I know few people who are as keen to taste something different and new all the time as Gordy. What makes him special is that he approaches each such wine with an open mind and a ‘glass half full’ attitude. Too often, we come to see wines with preconceptions, and when wine doesn’t match up, it’s so easy to denigrate the new and unusual wine. Not so Gordy, but it’s terrible playing wine options with him. The wines are often so way out that variety and place are hard to pick.

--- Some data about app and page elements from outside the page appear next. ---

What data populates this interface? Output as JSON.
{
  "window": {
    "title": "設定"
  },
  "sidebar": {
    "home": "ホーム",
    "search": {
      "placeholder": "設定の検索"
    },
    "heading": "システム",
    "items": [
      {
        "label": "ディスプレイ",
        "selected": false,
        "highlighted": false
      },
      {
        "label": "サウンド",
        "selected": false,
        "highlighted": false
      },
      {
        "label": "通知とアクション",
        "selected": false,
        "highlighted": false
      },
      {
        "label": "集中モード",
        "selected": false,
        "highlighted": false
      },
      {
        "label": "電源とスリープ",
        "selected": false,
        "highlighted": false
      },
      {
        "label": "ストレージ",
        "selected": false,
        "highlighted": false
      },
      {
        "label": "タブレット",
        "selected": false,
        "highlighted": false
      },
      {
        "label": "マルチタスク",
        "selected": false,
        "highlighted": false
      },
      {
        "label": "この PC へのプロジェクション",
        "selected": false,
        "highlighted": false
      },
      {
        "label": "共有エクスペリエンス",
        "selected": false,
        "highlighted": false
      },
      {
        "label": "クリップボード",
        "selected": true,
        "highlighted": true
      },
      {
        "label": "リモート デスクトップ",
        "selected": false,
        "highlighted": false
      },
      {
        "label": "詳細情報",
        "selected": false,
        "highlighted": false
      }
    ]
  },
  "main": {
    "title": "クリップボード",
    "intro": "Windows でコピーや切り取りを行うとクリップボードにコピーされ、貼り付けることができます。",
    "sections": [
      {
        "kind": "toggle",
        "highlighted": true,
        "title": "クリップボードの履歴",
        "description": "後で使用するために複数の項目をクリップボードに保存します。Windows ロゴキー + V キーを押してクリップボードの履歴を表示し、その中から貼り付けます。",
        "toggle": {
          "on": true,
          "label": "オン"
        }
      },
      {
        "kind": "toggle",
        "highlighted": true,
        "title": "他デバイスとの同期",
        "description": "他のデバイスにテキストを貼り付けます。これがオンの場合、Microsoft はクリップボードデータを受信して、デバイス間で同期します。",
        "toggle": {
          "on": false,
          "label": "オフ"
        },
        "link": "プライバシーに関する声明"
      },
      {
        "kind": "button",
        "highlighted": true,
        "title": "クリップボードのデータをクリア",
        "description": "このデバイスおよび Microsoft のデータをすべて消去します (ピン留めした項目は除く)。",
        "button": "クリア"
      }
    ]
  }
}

So it was with his bottle of 2012 Terroir al Limit ‘Pedro de Guix Priorat. Whio could pick it was from a blend of Pedro Ximinez, Macabeo and Garnacha Blanc, from clay, alluvial and schist soil respectively. I’m sure Priorat has all those soil types, but it’s not what it is best known for, as one thinks of volcanic black slate, also known as ‘llicorella’. On top of that, it’s indigenous yeast fermented and aged in neutral oak. The old vine character of plants 50-80 y.o. must come through.
SWMBO and I were totally bamboozled by it. It had the taste of old world. It was soft and amorphous , and lacked acid freshness. But it had weight, mouthfeel and presence. No identifiable fruit character came through, so I said Garnacha Blanc, and lo-and-behold, I was one-third correct!
What both SWMBO and I picked up was oxidation. Researching the wine, winemaker Dominik Huber says this wine is “oxidative”, so we were on the right track. But after these points we had no inkling at all. We were somewhat glad when the identity was revealed and its make-up discussed. It is a wine of terroir, but one of many facets. The oxidation receded as it received more aeration and our attention. I think Gordy was a little pleased and hopefully impressed with the wine and our limited, but perceptive performance.